World Development Report 2016

Digital Dividends

World Development Report 2016: Digital Dividends

Digital technologies have spread rapidly in much of the world.  Digital dividends—that is, the broader development benefits  from using these technologies—have lagged behind. In many  instances, digital technologies have boosted growth, expanded  opportunities, and improved service delivery. Yet their aggre – gate impact has fallen short and is unevenly distributed. For  digital technologies to benefit everyone everywhere requires  closing the remaining digital divide, especially in internet  access. But greater digital adoption will not be enough. To get  the most out of the digital revolution, countries also need to  work on the “analog complements”—by strengthening regula – tions that ensure competition among businesses, by adapting  workers’ skills to the demands of the new economy, and by  ensuring that institutions are accountable.

I contributed to Spotlight 5 "Enabling Digital Development: The Data Revolution", in which the World Bank presentes two of my graphs:

Data is available at &

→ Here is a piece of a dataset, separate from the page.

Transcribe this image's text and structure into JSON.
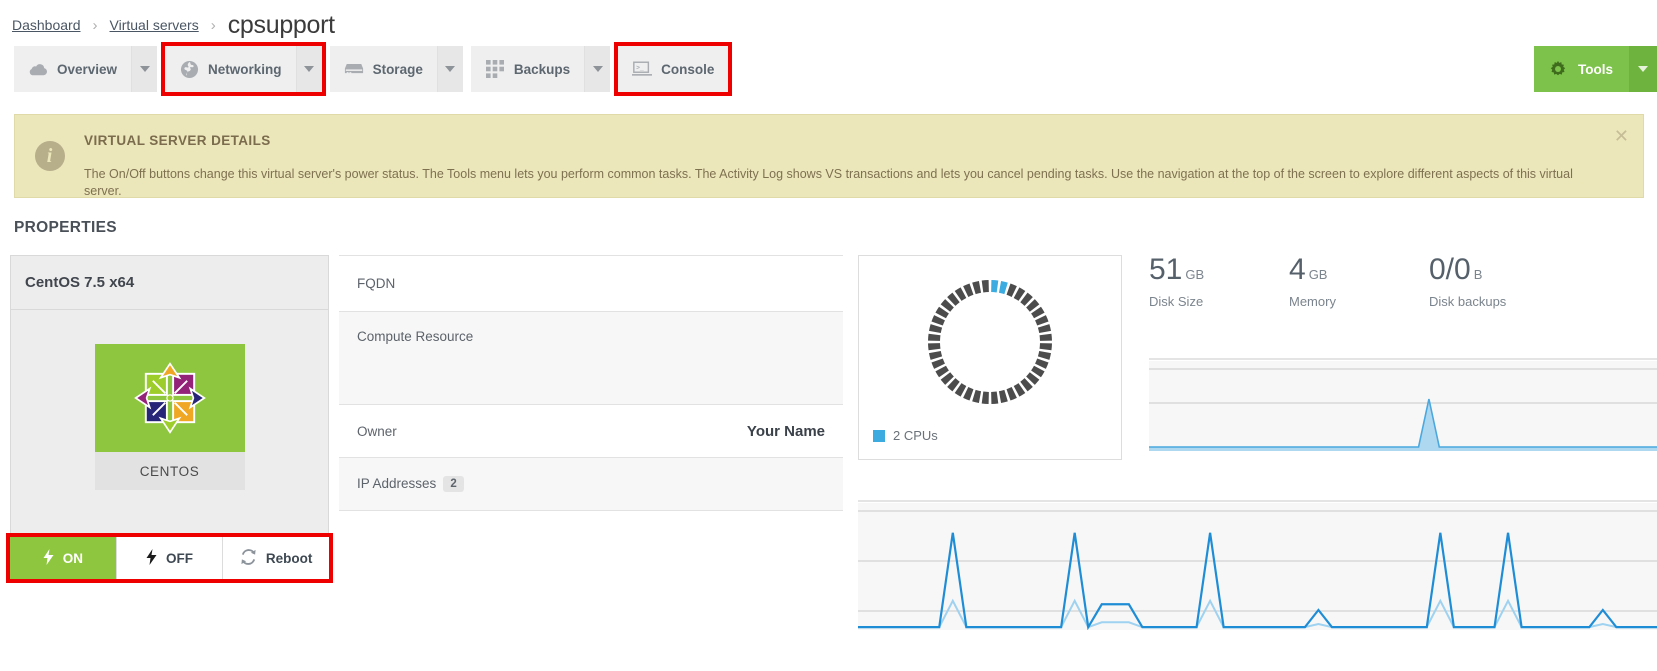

…unfortunatelly, the written text missinterprets the presented data (i.e. in Figure S5.1), as it states that "Digital data overtook analog around 1998, and in 2013 amounted to 46 billion trillion bytes". As the graph clearly shows, "digital data overtook analog around 2002" (which is consistent with our previous estimates), and that it amounts to 3.3 zettabytes in 2013 and, as correctly stated in the attached data of the report, to 4.8 zettabytes in 2014 (one zettabyte havin 21 0s, and therefore being a "billion trillion".